======== EXCERPTED DATA ========
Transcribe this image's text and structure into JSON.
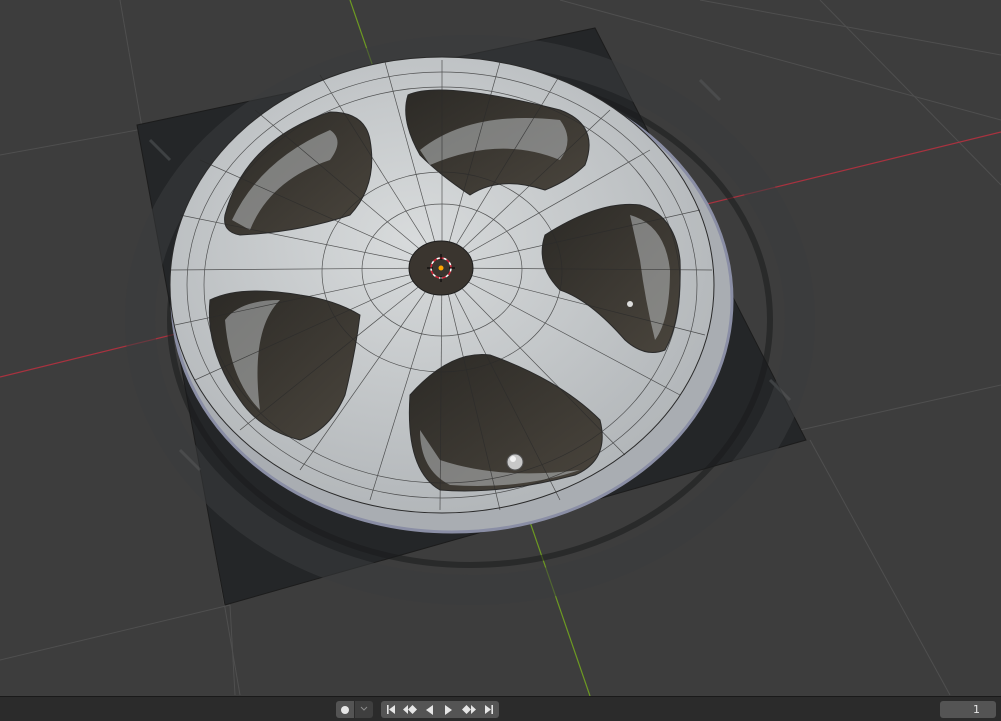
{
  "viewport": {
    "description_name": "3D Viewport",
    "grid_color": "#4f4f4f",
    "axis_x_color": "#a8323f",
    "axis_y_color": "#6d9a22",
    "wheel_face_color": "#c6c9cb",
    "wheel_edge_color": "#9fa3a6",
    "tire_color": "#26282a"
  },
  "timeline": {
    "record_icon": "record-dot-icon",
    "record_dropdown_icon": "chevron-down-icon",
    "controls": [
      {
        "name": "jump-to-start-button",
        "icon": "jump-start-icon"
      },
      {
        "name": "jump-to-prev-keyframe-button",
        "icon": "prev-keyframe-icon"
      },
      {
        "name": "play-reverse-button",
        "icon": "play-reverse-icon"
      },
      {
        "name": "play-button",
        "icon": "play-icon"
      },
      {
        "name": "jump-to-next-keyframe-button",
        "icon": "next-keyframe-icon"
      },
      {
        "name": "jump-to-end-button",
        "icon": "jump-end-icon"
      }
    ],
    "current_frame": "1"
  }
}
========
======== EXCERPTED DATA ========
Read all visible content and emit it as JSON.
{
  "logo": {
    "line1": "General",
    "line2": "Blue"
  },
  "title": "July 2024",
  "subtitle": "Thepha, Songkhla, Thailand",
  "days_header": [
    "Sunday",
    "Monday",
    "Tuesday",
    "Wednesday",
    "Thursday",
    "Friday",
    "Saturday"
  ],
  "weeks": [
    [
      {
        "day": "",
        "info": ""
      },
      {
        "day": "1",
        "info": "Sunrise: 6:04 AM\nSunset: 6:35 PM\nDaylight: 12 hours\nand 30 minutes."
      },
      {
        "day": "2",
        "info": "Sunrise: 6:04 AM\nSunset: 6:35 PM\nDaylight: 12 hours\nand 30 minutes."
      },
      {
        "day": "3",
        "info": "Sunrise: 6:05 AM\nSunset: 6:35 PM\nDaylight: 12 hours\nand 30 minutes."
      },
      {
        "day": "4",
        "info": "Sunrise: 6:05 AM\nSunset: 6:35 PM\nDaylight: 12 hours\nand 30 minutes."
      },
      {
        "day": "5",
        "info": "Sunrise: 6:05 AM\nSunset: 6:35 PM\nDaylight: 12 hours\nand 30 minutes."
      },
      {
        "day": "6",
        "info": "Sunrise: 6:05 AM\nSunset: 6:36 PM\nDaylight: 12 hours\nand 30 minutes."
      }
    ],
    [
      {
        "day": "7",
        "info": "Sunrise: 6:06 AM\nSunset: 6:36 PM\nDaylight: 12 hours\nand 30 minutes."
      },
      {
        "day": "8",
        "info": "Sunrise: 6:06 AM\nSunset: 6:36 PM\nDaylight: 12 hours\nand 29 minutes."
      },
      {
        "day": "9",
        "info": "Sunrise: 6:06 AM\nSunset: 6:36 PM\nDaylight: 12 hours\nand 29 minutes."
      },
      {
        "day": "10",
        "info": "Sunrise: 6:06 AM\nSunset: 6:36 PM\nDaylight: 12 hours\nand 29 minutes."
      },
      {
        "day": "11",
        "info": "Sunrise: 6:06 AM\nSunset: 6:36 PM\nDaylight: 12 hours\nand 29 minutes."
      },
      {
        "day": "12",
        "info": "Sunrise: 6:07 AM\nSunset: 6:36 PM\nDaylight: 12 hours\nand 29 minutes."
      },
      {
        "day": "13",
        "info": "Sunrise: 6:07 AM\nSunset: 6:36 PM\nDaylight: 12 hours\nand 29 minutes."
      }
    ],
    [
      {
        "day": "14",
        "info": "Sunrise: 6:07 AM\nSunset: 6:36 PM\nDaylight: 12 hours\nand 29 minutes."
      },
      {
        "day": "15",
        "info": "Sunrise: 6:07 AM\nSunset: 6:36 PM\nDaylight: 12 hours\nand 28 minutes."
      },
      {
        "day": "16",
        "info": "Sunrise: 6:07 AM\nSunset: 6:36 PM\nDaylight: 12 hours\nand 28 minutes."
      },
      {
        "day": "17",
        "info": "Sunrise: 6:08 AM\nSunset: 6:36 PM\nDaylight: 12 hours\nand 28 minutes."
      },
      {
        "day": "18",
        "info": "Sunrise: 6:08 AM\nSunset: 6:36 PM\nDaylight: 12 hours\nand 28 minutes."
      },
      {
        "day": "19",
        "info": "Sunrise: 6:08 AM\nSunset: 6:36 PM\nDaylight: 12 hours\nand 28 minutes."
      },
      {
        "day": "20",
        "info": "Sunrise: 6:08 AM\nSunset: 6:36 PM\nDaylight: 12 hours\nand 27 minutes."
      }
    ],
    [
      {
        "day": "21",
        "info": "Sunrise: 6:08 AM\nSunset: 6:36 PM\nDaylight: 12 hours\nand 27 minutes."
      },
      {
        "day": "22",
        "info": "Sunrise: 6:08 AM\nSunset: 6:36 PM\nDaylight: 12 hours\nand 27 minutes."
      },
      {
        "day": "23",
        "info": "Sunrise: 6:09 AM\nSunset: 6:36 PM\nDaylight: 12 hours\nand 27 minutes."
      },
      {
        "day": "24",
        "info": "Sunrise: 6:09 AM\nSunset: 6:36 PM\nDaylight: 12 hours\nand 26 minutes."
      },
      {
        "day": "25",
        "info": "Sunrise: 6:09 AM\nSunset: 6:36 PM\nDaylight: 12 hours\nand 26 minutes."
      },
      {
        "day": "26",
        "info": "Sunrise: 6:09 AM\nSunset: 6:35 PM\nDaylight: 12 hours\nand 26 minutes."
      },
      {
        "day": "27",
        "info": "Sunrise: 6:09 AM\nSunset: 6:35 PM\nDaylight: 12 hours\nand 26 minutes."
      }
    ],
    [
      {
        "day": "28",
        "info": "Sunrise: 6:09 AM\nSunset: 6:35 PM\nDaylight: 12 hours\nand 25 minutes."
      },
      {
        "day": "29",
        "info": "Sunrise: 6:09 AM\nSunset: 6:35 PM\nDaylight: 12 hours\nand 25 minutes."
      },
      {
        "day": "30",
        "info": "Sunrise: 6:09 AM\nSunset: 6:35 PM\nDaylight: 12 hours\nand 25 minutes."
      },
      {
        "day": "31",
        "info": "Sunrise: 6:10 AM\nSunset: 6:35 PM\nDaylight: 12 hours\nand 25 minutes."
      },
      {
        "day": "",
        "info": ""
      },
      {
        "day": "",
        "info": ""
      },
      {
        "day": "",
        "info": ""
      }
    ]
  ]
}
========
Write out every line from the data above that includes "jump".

        "name": "jump-to-start-button",
        "icon": "jump-start-icon"
        "name": "jump-to-prev-keyframe-button",
        "name": "jump-to-next-keyframe-button",
        "name": "jump-to-end-button",
        "icon": "jump-end-icon"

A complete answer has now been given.